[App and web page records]
'''
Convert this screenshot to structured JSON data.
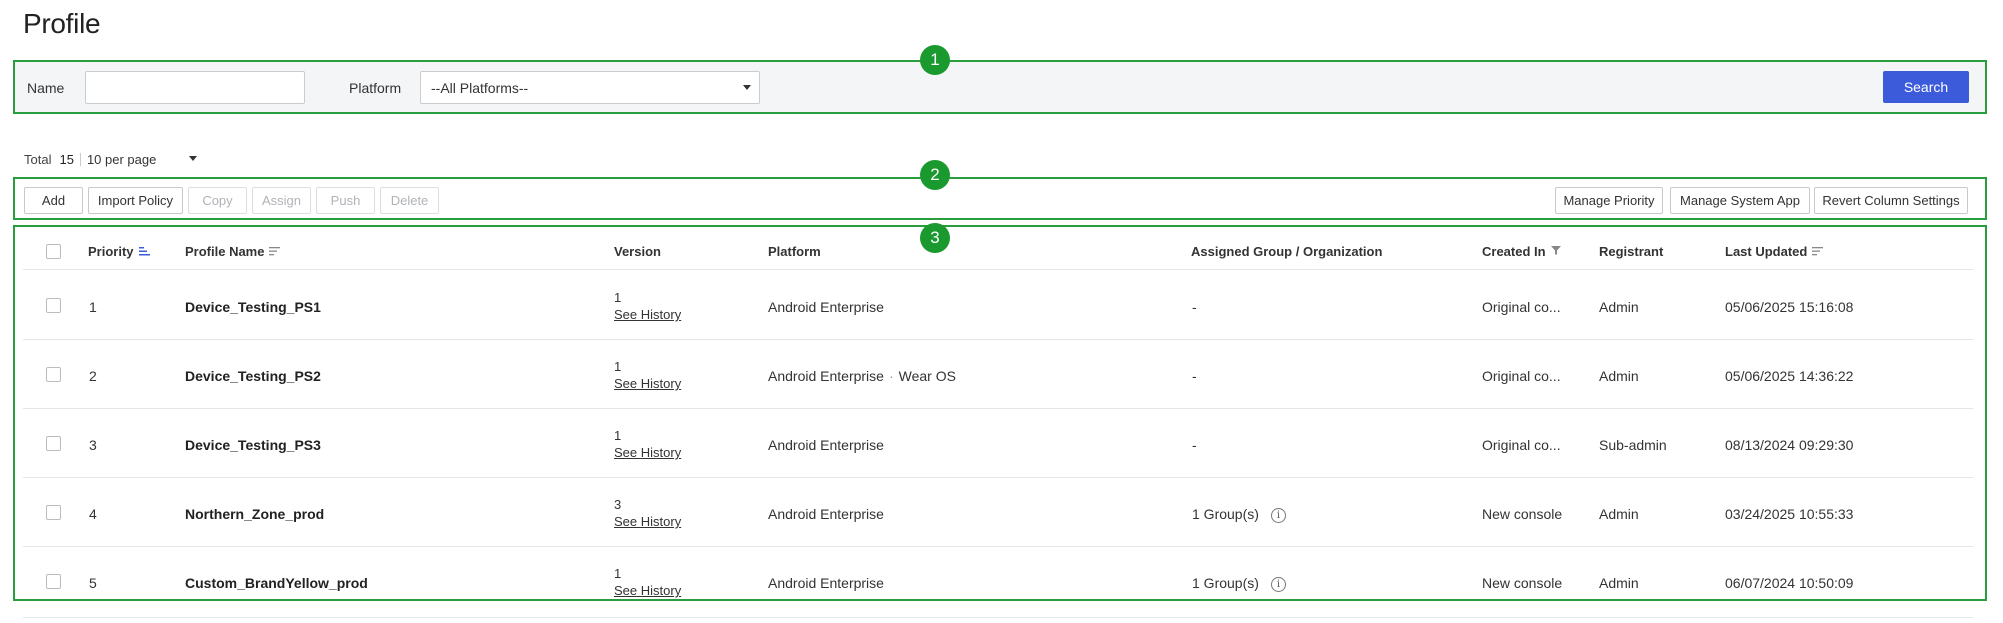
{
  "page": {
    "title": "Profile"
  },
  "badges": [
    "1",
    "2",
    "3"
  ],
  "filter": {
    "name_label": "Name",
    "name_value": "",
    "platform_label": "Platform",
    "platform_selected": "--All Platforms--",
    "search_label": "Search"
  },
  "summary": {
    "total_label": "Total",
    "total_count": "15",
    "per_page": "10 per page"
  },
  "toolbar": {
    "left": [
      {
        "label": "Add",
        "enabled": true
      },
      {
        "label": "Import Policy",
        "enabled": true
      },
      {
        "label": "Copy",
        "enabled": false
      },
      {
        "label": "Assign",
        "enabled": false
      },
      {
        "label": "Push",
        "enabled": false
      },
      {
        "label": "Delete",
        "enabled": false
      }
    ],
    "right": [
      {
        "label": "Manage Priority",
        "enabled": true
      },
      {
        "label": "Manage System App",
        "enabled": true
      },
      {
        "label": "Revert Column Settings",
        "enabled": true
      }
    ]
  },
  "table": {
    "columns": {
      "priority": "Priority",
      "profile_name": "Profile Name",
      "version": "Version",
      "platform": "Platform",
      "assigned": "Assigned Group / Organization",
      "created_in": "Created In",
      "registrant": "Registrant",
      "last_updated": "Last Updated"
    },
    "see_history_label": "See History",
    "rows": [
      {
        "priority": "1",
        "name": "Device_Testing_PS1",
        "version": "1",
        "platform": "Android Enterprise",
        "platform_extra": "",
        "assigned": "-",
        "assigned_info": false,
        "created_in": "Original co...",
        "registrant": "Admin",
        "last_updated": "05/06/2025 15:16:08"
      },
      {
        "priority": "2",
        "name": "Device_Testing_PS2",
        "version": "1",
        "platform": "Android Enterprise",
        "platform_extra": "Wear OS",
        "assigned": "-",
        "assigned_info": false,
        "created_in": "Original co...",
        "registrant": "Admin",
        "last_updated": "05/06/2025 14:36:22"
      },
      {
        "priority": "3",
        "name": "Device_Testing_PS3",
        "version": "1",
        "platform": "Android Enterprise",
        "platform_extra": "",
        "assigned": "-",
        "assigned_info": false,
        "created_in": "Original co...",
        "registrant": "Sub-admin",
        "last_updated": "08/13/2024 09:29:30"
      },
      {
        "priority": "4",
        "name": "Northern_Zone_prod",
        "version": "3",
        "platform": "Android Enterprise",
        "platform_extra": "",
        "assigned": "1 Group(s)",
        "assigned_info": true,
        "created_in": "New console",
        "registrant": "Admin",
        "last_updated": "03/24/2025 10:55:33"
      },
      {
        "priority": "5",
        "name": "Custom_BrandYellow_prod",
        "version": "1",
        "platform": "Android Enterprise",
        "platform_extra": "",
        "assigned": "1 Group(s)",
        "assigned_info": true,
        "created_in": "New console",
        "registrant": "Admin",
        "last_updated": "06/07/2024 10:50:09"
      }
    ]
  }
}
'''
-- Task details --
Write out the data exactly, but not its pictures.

-- Output --
Convert this screenshot to structured JSON data.
{
  "page": {
    "title": "Profile"
  },
  "badges": [
    "1",
    "2",
    "3"
  ],
  "filter": {
    "name_label": "Name",
    "name_value": "",
    "platform_label": "Platform",
    "platform_selected": "--All Platforms--",
    "search_label": "Search"
  },
  "summary": {
    "total_label": "Total",
    "total_count": "15",
    "per_page": "10 per page"
  },
  "toolbar": {
    "left": [
      {
        "label": "Add",
        "enabled": true
      },
      {
        "label": "Import Policy",
        "enabled": true
      },
      {
        "label": "Copy",
        "enabled": false
      },
      {
        "label": "Assign",
        "enabled": false
      },
      {
        "label": "Push",
        "enabled": false
      },
      {
        "label": "Delete",
        "enabled": false
      }
    ],
    "right": [
      {
        "label": "Manage Priority",
        "enabled": true
      },
      {
        "label": "Manage System App",
        "enabled": true
      },
      {
        "label": "Revert Column Settings",
        "enabled": true
      }
    ]
  },
  "table": {
    "columns": {
      "priority": "Priority",
      "profile_name": "Profile Name",
      "version": "Version",
      "platform": "Platform",
      "assigned": "Assigned Group / Organization",
      "created_in": "Created In",
      "registrant": "Registrant",
      "last_updated": "Last Updated"
    },
    "see_history_label": "See History",
    "rows": [
      {
        "priority": "1",
        "name": "Device_Testing_PS1",
        "version": "1",
        "platform": "Android Enterprise",
        "platform_extra": "",
        "assigned": "-",
        "assigned_info": false,
        "created_in": "Original co...",
        "registrant": "Admin",
        "last_updated": "05/06/2025 15:16:08"
      },
      {
        "priority": "2",
        "name": "Device_Testing_PS2",
        "version": "1",
        "platform": "Android Enterprise",
        "platform_extra": "Wear OS",
        "assigned": "-",
        "assigned_info": false,
        "created_in": "Original co...",
        "registrant": "Admin",
        "last_updated": "05/06/2025 14:36:22"
      },
      {
        "priority": "3",
        "name": "Device_Testing_PS3",
        "version": "1",
        "platform": "Android Enterprise",
        "platform_extra": "",
        "assigned": "-",
        "assigned_info": false,
        "created_in": "Original co...",
        "registrant": "Sub-admin",
        "last_updated": "08/13/2024 09:29:30"
      },
      {
        "priority": "4",
        "name": "Northern_Zone_prod",
        "version": "3",
        "platform": "Android Enterprise",
        "platform_extra": "",
        "assigned": "1 Group(s)",
        "assigned_info": true,
        "created_in": "New console",
        "registrant": "Admin",
        "last_updated": "03/24/2025 10:55:33"
      },
      {
        "priority": "5",
        "name": "Custom_BrandYellow_prod",
        "version": "1",
        "platform": "Android Enterprise",
        "platform_extra": "",
        "assigned": "1 Group(s)",
        "assigned_info": true,
        "created_in": "New console",
        "registrant": "Admin",
        "last_updated": "06/07/2024 10:50:09"
      }
    ]
  }
}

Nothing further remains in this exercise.